■ Assignment: Would you count the lines in the material below that include the string "this"? Only the number is needed.

■ Given records:
|---|

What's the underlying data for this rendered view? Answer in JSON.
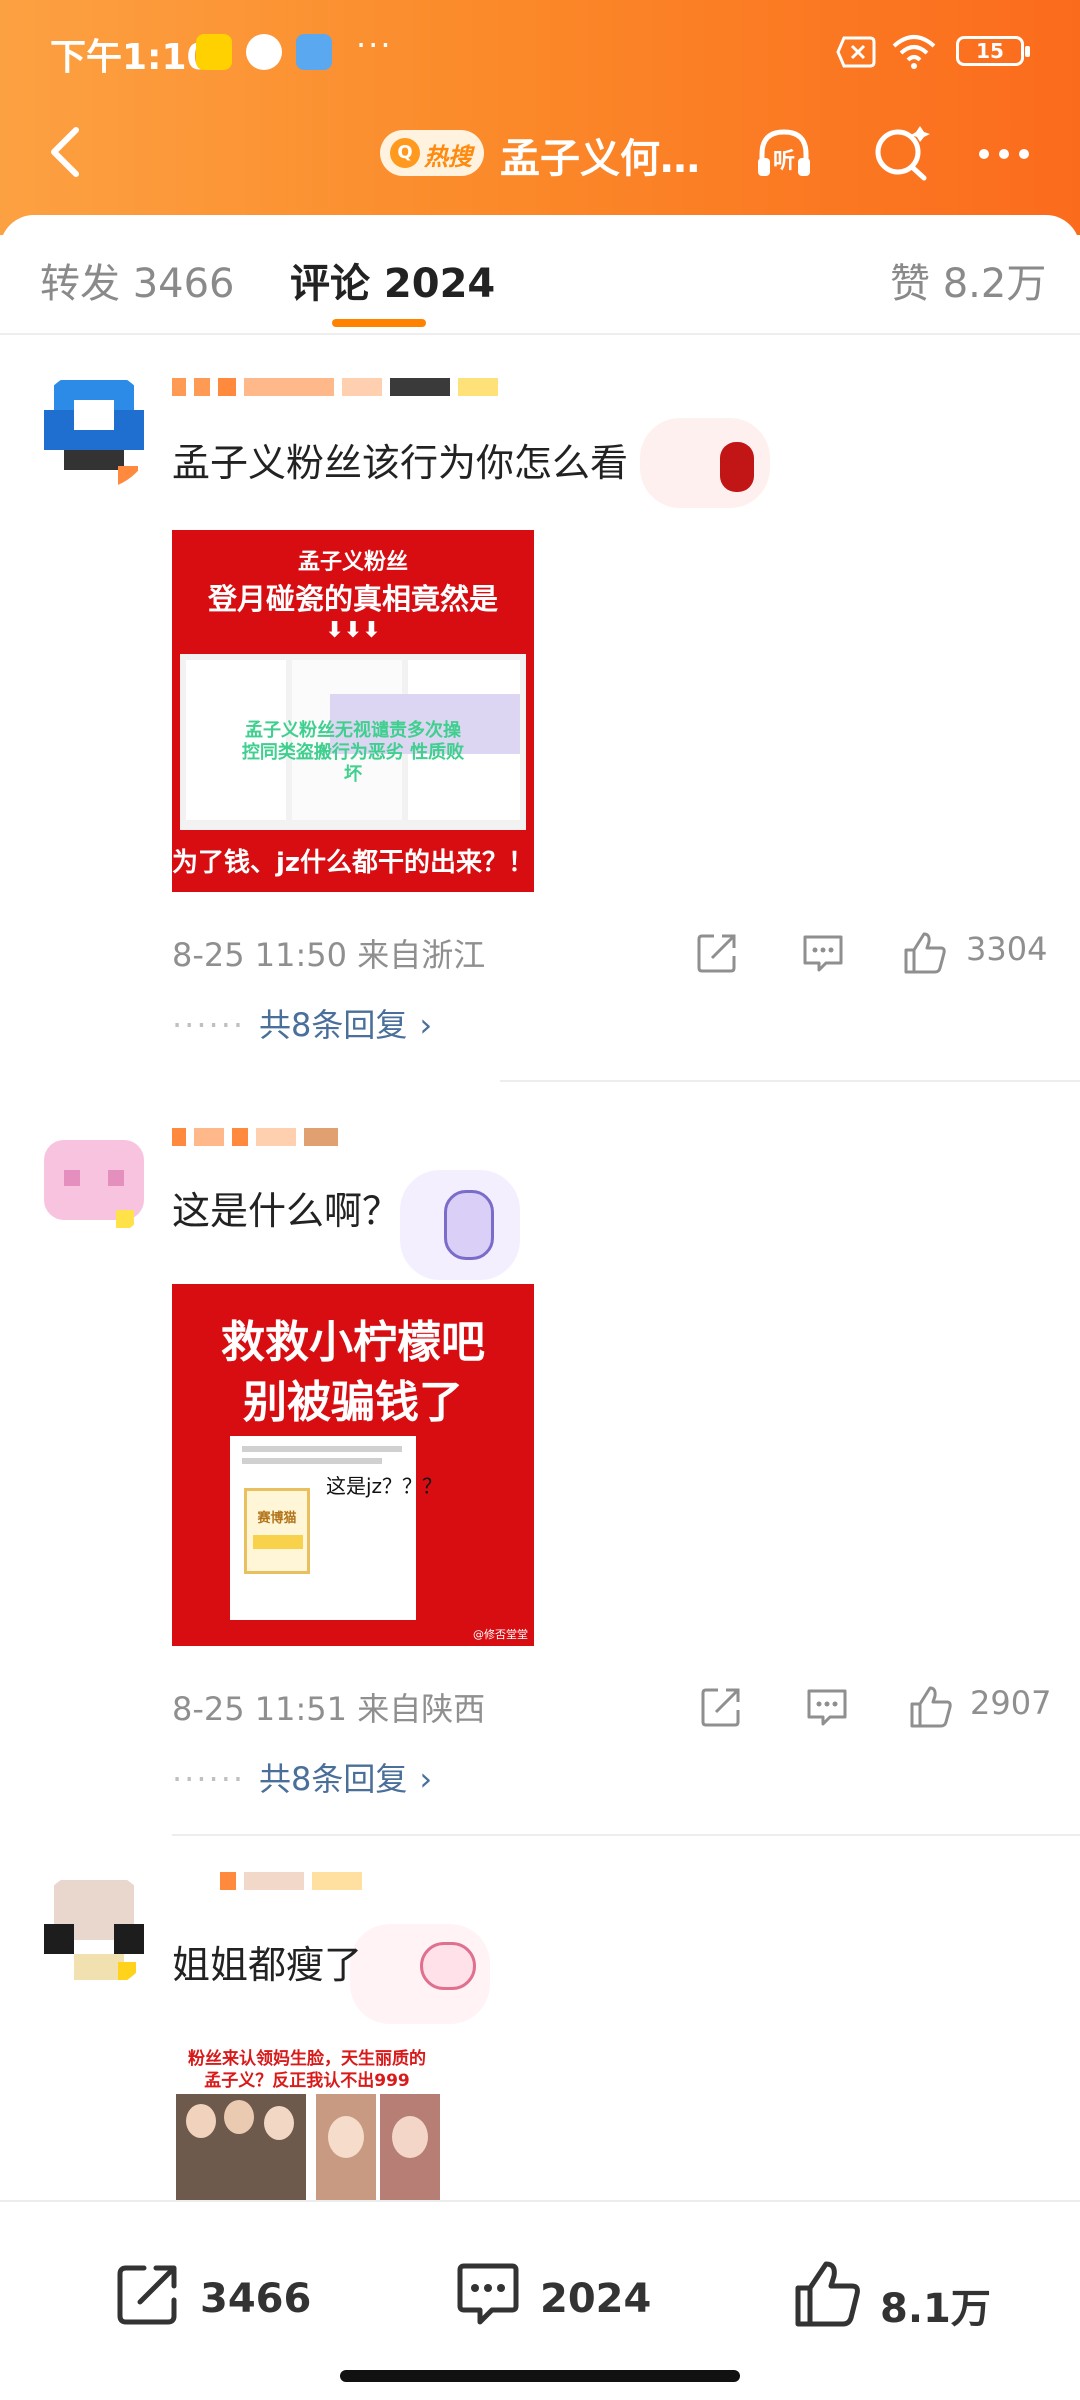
{
  "status_bar": {
    "time": "下午1:10",
    "battery": "15",
    "more": "···"
  },
  "nav": {
    "hot_label": "热搜",
    "title": "孟子义何…"
  },
  "tabs": [
    {
      "label": "转发 3466"
    },
    {
      "label": "评论 2024"
    },
    {
      "label": "赞 8.2万"
    }
  ],
  "comments": [
    {
      "text": "孟子义粉丝该行为你怎么看",
      "image": {
        "line1": "孟子义粉丝",
        "line2": "登月碰瓷的真相竟然是",
        "arrows": "⬇⬇⬇",
        "overlay": "孟子义粉丝无视谴责多次操控同类盗搬行为恶劣 性质败坏",
        "bottom": "为了钱、jz什么都干的出来？！"
      },
      "meta": "8-25 11:50  来自浙江",
      "likes": "3304",
      "replies": "共8条回复"
    },
    {
      "text": "这是什么啊？",
      "image": {
        "line1": "救救小柠檬吧",
        "line2": "别被骗钱了",
        "inner": "这是jz？？？",
        "inner_badge": "赛博猫",
        "watermark": "@修否堂堂"
      },
      "meta": "8-25 11:51  来自陕西",
      "likes": "2907",
      "replies": "共8条回复"
    },
    {
      "text": "姐姐都瘦了",
      "image": {
        "line1": "粉丝来认领妈生脸，天生丽质的",
        "line2": "孟子义？反正我认不出999"
      }
    }
  ],
  "bottom_bar": {
    "repost": "3466",
    "comment": "2024",
    "like": "8.1万"
  },
  "colors": {
    "accent": "#ff8200",
    "topbar_start": "#fca142",
    "topbar_end": "#fb6b1c",
    "link": "#4a6f9a",
    "image_red": "#d80d12"
  }
}
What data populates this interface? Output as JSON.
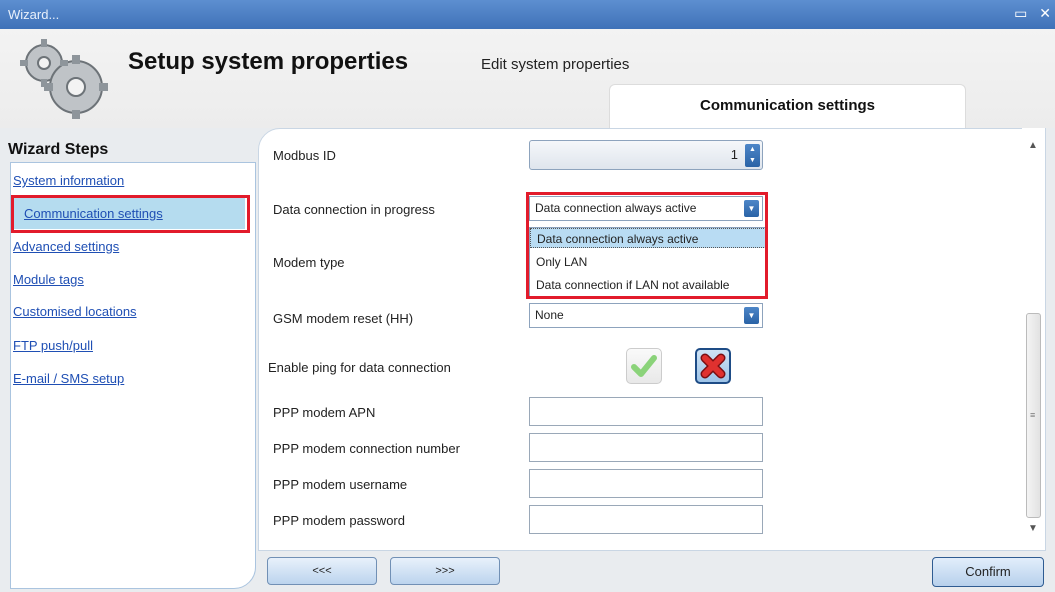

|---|

■ Written response: 2